Anger is one of the most challenging emotions we experience and a lot of us struggle with. It is one of the most difficult to understand and manage. This post addresses simple techniques to better manage your anger and ways to facilitate a healthier way to respond to it. As discussed in my previous post, the concern is not with experiencing anger, it is with understanding what makes you anger, why it makes you angry and how you choose to respond to it. Anger management begins with understanding your anger and what makes you angry. To better understand your anger, refer to my earlier post 'Why Do You Get Angry and How Well Do You Manage It?'.
Let’s look at what does and does not help us manage your anger better:
- Venting DOES NOT help, ever!: Screaming, shouting and reacting in the hope that venting will help us feel better is a myth! Venting your anger only worsens the emotional intensity and does nothing to help. In fact, it may cause more damage to an already difficult situation. Especially if you find it difficult to manage your anger, reacting to it only escalate the feeling and adds fuel to fire.
- Time Out: Learn to catch your early signs of getting angry. Some people may experience tensing of muscles, some may feel an increase in their body temperature, few others may experience their heart racing, some may find themselves get easily irritable etc. Learn to step out of situations where you observe these early signs coming in. Take a time out and calm yourself down before engaging with the situation again.
- Preparing for difficult situations: Know your triggers and the situations you easily feel angry in. Think about how you would ideally like to respond and prepare yourself to respond accordingly. Changing the way you respond to challenging situations also alters the feedback and responses you get from others in the situation. You cannot expect a different outcome if you continue to approach the situation in the same manner as always. Hence, go over the situation, prepare yourself in terms of what you would like to communicate and go over the best possible ways to do so.
- Knowing what you can influence and what you cannot: A lot of anger is experienced in situations where people tend to influence change where no real change can be brought about. This eventually leads to frustration and anger outbursts. An important thing to understand about challenges in life is to know the ones you can really take up to change from the ones where the real challenge is of acceptance. Learn to differentiate between the two.
- Using Distraction: This technique works best in situations where escape is difficult and you know they bother you enough to elicit an unpleasant reaction. Learning to use distraction at such a time can be a very useful technique. Zoning out or thinking about something pleasant or simply focusing on your breathing will help one tolerate being in such a situation and even take away the need to react.
- Being assertive: The biggest problem with managing anger is that people think the only way out is suppression. This cannot be farther from the truth. Suppression of an emotion is as detrimental as its exaggerated and out of control expression. A lot of anger generally emanates from feelings of being treated unfairly, not feeling heard or understood by others. However, lashing out and losing control is definitely not helpful and neither is suppressing the emotion. The healthy way out is learning to be ‘Assertive’ – learning to express one’s dissatisfaction, concern or worries without getting abusive or threatening the other person.
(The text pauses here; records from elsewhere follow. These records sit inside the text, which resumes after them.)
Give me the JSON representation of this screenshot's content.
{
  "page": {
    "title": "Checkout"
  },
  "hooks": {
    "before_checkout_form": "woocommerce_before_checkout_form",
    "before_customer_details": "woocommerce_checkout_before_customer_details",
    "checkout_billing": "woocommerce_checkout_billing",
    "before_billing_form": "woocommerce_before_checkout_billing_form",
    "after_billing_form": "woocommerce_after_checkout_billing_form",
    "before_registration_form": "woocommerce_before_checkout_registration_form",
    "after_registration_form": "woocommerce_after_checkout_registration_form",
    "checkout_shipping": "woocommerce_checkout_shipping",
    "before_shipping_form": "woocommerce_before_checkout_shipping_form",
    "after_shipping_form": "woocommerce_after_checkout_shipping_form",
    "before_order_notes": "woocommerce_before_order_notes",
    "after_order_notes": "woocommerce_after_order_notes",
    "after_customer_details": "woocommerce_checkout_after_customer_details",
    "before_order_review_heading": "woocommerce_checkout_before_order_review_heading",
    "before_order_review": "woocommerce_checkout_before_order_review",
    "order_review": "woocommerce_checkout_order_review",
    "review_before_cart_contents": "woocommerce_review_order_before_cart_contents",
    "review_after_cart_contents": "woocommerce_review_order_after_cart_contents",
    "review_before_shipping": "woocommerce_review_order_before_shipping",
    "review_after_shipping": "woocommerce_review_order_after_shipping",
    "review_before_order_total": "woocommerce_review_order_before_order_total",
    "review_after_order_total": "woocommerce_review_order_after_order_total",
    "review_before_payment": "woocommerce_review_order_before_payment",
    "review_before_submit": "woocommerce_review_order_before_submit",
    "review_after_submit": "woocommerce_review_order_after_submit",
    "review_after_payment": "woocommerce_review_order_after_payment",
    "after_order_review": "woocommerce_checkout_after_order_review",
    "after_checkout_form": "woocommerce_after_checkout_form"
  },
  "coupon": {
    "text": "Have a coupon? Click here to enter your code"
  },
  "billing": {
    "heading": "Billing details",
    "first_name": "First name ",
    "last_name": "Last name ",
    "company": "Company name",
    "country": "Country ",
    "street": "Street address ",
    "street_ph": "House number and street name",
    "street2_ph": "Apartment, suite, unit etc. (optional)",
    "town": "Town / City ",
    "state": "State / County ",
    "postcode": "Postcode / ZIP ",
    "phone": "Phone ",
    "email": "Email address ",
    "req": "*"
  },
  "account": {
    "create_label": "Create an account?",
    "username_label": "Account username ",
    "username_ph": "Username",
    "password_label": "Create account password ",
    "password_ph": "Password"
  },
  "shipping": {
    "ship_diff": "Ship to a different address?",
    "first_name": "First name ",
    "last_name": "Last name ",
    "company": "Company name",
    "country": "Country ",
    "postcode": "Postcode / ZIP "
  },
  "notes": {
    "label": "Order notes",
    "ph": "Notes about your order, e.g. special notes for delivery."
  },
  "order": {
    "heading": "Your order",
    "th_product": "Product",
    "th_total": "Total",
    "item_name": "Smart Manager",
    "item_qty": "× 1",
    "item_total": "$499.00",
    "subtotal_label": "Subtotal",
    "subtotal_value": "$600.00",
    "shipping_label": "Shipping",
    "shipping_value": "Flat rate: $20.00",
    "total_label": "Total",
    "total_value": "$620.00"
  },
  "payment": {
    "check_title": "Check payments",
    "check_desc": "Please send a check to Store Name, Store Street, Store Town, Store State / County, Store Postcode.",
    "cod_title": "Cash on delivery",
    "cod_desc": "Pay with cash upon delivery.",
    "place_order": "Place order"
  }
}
It is the ability to set boundaries and learning to say no when required without humiliating the other person, crossing their boundaries or belittling them. This is an important characteristic to learn when managing a challenging emotion like anger.